To the editor: How about extensive de-escalation training and policies instead of more Fairbanks investment in “less lethal force” and the trigger finger mindset that apparently goes with this?
Did Monday’s city work group consider the adage, “If your only tool is a hammer, then every problem looks like a nail”?
Was Cody Eyre a danger to others before police showed up with weapons? Would he have been a danger to others if police had retreated and called in a mental health professional?
Why are police talking about more weapons being used from great distances as if our community is a war zone and every call involves “enemies”? Do Cody’s and (shot-by-police-in-their-own-homes-by-mistake) Atatiana Jefferson’s and Botham Shem Jean’s deaths not show them that they need de-escalation training?
Why is more emphasis and investment not being put into police and communitywide training and education about nonviolent alternatives to the use of weaponry?

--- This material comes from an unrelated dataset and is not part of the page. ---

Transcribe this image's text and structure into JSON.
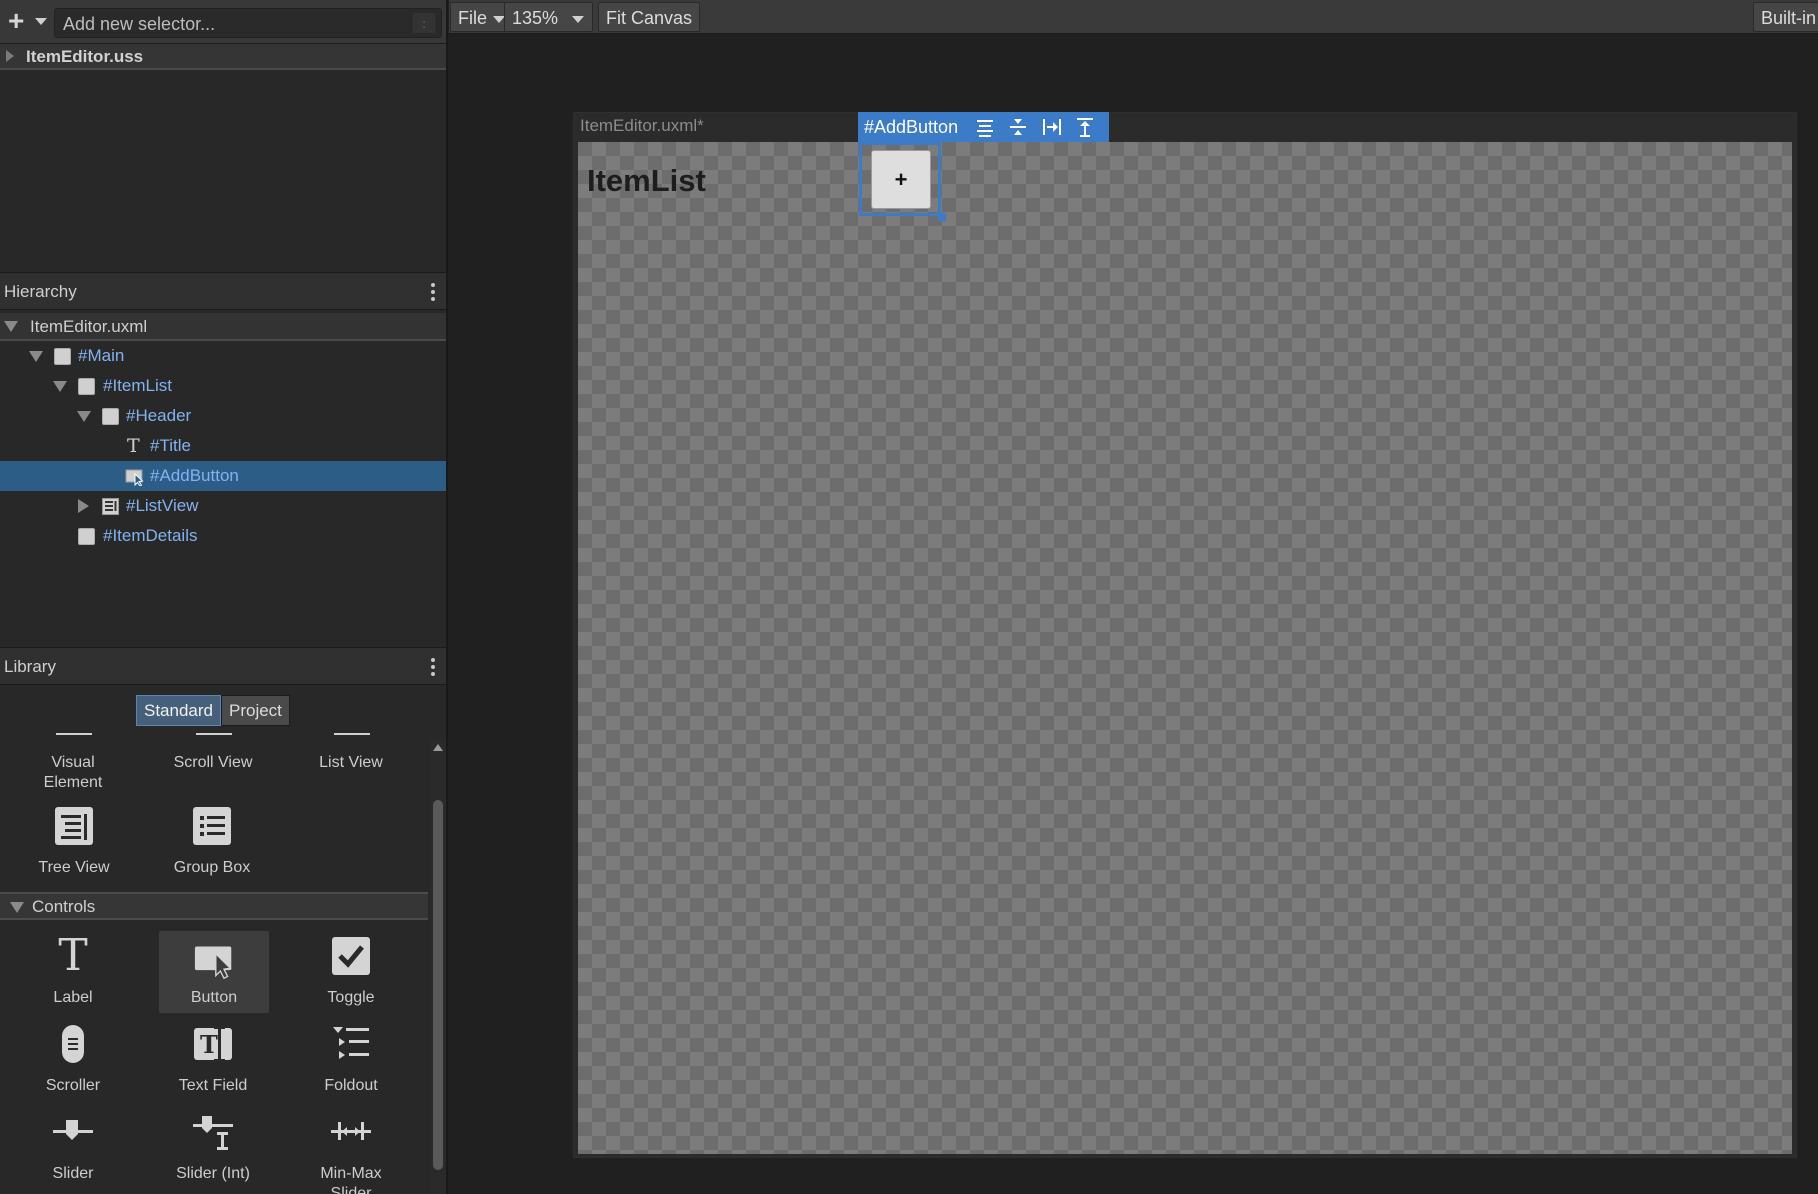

I appeal to municipal, state and national policymakers to explore and expand nonviolence trainings for law enforcement and education for our young people.